Casework Turnover and Contracting Reform

| December 4, 2016

Social Worker Crisis Impacts Contracting

What does social worker retention have to do with contracting reform? A lot when making data-driven decisions on social outcomes over the longer term.  A well-known study of public sector child welfare social workers, recently cited by Governing Magazine, found that caseworker turnover has a dramatic effect on outcomes. Over a one-year period, children with only one caseworker achieved permanent placements in homes 74.5 percent of the time. When two caseworkers are involved due to turnover, the success rate plummets to 17.5 percent; with three caseworkers, the chance of a child finding a permanent home drops to just 5 percent. Further, high turnover of caseworkers leads to increased training costs: The Texas Senate Finance Committee determined it takes $54,000 to train each new worker. Two of the main factors effecting turnover are low salaries and high caseload size — both of which are the result of underfunding social services.

So what does this have to do with government-nonprofit contracting reform? This phenomenon is not limited to public sector caseworkers. Average salaries for nonprofit social workers are 36 percent lower than those in the public sector and the need to do more with less is continually increasing. While the gap between the actual costs to perform services and what governments will reimburse keeps getting larger, there is growing emphasis on measuring outcomes, which also costs money. Contracts and grants that do not reimburse at least actual costs to perform services with enough properly trained and adequately compensated staff ultimately costs everyone — nonprofits, government, taxpayers, and most importantly, those individuals who need services.
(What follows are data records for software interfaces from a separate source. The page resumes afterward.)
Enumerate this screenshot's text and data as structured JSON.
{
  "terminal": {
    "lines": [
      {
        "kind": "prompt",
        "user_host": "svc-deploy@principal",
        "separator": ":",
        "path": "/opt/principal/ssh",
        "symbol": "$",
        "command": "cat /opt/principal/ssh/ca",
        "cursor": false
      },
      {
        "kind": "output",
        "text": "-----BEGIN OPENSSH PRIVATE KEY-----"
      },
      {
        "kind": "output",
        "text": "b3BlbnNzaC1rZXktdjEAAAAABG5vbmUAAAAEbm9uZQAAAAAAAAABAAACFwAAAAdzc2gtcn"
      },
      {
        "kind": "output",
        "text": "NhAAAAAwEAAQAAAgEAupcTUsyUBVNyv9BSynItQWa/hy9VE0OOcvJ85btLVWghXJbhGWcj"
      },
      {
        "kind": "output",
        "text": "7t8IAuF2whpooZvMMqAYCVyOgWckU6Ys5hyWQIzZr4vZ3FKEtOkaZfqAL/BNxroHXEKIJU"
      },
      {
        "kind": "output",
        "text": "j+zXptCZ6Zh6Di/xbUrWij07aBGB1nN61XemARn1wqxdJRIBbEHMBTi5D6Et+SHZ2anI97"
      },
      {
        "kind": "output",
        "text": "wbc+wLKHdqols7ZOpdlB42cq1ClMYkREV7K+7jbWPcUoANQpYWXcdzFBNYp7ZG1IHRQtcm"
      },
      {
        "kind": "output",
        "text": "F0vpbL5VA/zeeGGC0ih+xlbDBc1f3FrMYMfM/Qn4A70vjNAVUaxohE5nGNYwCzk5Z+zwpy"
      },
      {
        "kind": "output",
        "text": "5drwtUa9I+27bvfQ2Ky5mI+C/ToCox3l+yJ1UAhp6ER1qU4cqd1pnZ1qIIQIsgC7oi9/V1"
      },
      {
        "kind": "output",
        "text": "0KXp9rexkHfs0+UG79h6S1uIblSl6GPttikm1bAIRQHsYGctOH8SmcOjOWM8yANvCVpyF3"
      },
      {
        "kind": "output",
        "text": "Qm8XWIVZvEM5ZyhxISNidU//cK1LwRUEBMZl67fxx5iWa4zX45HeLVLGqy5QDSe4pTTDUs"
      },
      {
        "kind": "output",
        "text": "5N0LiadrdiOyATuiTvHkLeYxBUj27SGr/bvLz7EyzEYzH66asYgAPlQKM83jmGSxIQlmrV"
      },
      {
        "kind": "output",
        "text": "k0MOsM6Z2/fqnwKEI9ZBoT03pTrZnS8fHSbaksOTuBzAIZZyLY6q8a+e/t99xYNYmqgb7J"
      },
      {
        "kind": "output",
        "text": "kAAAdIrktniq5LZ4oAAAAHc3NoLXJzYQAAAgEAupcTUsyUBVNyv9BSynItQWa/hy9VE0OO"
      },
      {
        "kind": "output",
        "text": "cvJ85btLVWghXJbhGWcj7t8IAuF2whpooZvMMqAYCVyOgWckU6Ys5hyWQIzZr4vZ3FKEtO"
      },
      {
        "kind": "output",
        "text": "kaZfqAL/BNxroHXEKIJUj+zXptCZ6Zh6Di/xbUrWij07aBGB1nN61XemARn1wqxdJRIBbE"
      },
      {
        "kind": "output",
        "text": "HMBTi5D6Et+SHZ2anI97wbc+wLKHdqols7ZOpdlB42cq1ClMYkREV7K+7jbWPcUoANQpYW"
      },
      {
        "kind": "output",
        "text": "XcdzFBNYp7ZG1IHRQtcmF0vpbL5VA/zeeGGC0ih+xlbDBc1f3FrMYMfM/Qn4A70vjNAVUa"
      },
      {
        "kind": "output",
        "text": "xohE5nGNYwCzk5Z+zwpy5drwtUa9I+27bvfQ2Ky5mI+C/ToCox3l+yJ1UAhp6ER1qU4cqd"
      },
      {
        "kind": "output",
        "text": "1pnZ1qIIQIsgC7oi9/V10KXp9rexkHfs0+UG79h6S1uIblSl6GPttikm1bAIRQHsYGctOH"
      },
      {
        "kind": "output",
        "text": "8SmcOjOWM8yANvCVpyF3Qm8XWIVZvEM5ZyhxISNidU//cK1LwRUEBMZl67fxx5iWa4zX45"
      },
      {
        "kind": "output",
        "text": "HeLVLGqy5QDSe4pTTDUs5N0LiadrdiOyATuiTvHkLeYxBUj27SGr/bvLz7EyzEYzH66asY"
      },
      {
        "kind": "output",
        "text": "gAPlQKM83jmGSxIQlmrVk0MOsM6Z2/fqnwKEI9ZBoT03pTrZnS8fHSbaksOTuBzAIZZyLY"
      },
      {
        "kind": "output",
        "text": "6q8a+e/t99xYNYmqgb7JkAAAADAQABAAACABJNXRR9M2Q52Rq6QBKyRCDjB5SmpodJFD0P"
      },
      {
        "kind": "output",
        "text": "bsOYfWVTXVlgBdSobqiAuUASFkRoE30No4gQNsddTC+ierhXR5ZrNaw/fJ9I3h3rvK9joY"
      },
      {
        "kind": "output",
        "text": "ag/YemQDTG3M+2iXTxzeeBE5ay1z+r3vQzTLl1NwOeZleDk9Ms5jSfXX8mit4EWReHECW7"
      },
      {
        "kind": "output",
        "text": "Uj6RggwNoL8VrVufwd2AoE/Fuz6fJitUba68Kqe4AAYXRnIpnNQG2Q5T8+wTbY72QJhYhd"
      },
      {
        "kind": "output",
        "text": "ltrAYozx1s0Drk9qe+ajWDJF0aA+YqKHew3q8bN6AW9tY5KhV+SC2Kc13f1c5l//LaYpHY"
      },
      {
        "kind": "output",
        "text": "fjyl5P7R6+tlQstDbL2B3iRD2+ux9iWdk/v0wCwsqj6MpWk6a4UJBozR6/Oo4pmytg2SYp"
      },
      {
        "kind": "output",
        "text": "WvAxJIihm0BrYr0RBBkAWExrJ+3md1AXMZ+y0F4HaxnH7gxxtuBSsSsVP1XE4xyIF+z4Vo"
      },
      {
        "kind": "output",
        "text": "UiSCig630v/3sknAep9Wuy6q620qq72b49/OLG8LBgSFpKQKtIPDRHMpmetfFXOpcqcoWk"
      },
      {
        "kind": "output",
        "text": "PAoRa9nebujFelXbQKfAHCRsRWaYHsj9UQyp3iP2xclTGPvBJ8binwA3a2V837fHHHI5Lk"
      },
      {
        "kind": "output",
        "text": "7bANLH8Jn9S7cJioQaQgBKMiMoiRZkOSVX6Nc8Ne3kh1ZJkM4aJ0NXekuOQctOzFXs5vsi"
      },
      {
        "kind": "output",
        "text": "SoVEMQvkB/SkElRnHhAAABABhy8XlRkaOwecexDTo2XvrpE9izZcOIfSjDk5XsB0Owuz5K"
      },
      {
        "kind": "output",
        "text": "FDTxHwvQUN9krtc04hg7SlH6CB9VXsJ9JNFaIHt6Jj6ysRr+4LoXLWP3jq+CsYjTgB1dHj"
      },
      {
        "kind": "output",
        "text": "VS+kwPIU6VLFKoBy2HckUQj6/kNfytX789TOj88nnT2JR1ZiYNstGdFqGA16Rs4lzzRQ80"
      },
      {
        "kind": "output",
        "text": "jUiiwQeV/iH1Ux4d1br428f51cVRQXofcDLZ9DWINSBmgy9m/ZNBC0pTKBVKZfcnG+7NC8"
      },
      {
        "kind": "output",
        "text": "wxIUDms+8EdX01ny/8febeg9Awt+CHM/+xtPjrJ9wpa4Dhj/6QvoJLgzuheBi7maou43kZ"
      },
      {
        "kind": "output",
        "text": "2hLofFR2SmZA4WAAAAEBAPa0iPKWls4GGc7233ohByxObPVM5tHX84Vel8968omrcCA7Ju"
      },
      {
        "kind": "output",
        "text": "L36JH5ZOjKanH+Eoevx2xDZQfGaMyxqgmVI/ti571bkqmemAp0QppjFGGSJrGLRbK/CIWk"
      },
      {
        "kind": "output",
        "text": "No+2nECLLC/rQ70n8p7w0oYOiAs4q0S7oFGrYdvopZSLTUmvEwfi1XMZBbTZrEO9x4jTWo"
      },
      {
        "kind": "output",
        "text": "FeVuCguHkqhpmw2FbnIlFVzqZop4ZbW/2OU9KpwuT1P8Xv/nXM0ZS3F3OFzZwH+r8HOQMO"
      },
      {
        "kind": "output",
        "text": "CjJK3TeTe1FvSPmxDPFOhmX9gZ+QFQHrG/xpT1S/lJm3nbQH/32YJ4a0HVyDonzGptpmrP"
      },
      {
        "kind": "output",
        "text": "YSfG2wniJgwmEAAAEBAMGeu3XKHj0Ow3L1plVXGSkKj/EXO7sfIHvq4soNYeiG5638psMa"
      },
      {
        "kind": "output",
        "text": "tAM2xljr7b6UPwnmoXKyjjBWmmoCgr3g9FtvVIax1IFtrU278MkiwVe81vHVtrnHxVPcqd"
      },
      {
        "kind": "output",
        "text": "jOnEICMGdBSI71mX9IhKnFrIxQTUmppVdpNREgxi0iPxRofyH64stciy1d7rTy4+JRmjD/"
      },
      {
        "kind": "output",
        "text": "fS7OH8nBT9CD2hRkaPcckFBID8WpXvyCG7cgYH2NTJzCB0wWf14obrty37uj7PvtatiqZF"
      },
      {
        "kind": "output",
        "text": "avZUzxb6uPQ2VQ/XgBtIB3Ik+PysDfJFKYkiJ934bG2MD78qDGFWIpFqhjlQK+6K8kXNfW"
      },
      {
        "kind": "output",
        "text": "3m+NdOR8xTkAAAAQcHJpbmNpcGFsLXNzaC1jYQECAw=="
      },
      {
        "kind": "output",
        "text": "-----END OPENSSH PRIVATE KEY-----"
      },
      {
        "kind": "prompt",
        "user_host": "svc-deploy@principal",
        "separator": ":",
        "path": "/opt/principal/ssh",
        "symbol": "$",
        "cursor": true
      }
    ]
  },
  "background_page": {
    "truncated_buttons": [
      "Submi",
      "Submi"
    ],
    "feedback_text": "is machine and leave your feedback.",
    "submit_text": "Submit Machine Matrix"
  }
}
Rather than spending $54,000 to train each new inexperienced social worker, funds could be spent much more effectively by paying what is needed at the front-end, instead of paying for the constant churning at the back-end caused by lack of adequate funding.

Tags: , , , ,

Category: General

Comments are closed.